_MATERIAL PROVIDED:_

┌────────

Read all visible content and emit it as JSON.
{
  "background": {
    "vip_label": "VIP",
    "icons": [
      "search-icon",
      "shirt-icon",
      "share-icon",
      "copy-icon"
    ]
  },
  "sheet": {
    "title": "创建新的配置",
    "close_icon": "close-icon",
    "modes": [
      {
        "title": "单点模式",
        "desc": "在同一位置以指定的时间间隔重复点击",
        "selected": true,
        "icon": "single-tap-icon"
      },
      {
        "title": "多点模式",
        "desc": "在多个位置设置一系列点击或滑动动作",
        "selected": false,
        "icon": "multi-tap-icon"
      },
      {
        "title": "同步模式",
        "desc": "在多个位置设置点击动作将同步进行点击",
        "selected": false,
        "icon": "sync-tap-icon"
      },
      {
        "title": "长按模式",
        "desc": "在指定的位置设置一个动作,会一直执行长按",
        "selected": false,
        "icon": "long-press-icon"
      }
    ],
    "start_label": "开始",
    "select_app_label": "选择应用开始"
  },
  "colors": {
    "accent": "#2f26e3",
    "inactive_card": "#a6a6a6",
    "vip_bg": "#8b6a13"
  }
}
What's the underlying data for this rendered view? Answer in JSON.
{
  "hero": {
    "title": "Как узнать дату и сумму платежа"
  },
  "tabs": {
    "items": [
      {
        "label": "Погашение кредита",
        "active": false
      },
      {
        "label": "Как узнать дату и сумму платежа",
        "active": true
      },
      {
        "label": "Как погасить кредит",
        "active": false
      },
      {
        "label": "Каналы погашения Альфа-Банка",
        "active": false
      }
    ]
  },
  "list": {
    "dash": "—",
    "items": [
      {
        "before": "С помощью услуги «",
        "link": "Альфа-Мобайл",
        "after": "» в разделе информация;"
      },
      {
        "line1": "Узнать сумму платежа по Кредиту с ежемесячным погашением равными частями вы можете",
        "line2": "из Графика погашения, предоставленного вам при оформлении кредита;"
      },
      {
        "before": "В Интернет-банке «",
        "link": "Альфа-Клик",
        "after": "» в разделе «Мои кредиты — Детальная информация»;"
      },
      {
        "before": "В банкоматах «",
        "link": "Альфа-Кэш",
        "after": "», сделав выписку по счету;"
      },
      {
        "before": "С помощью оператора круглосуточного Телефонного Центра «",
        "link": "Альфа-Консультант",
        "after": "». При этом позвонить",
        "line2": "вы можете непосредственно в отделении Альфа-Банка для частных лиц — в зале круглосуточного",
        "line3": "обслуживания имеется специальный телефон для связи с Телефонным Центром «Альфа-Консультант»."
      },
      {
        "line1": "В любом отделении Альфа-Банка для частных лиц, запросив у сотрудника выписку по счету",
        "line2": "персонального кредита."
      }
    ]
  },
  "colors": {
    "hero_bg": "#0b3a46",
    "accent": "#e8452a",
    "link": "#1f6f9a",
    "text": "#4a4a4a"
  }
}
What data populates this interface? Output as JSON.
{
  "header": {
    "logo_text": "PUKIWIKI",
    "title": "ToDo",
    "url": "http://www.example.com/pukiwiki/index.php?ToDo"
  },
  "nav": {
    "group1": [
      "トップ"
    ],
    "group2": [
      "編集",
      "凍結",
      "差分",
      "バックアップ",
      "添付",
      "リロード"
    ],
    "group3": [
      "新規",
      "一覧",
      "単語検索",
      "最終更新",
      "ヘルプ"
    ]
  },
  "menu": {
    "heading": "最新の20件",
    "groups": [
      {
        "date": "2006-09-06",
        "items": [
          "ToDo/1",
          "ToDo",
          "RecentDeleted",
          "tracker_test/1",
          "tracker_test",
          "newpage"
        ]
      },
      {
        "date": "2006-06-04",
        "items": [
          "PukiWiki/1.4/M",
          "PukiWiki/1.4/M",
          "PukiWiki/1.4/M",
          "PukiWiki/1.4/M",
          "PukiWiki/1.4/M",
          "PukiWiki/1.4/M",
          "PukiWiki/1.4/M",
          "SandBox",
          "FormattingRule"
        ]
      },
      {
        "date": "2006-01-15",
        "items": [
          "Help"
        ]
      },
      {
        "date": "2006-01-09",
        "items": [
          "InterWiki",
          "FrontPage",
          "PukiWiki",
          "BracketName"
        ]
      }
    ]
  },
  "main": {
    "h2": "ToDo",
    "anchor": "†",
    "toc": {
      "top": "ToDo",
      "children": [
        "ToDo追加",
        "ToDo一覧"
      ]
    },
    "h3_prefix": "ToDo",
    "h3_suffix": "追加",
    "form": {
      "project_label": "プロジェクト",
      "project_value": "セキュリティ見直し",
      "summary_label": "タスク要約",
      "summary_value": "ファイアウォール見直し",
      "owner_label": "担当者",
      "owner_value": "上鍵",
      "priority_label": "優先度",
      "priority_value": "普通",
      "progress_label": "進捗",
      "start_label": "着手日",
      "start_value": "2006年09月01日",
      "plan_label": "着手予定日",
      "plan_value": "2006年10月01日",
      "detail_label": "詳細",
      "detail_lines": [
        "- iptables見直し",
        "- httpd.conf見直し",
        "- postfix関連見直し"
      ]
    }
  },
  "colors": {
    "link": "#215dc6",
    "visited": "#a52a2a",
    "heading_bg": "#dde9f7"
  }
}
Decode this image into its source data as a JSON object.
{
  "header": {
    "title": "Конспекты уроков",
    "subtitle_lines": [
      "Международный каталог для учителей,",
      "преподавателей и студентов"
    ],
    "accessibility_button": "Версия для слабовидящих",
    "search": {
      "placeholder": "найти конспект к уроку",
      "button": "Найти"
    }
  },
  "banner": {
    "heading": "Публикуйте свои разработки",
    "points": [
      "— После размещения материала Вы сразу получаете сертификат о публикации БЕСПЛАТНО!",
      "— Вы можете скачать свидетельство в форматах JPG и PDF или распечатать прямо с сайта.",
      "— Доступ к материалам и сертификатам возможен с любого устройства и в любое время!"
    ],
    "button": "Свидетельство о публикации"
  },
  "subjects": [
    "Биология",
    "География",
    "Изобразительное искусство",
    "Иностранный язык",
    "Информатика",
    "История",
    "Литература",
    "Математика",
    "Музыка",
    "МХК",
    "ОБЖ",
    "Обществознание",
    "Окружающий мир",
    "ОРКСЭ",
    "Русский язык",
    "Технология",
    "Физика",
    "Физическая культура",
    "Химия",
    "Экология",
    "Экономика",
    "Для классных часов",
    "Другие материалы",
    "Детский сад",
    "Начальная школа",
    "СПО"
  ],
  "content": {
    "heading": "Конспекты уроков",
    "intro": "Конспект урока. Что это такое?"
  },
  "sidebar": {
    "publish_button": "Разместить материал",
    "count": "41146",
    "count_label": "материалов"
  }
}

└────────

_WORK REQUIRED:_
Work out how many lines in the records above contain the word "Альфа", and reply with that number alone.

_YOUR SOLUTION:_
8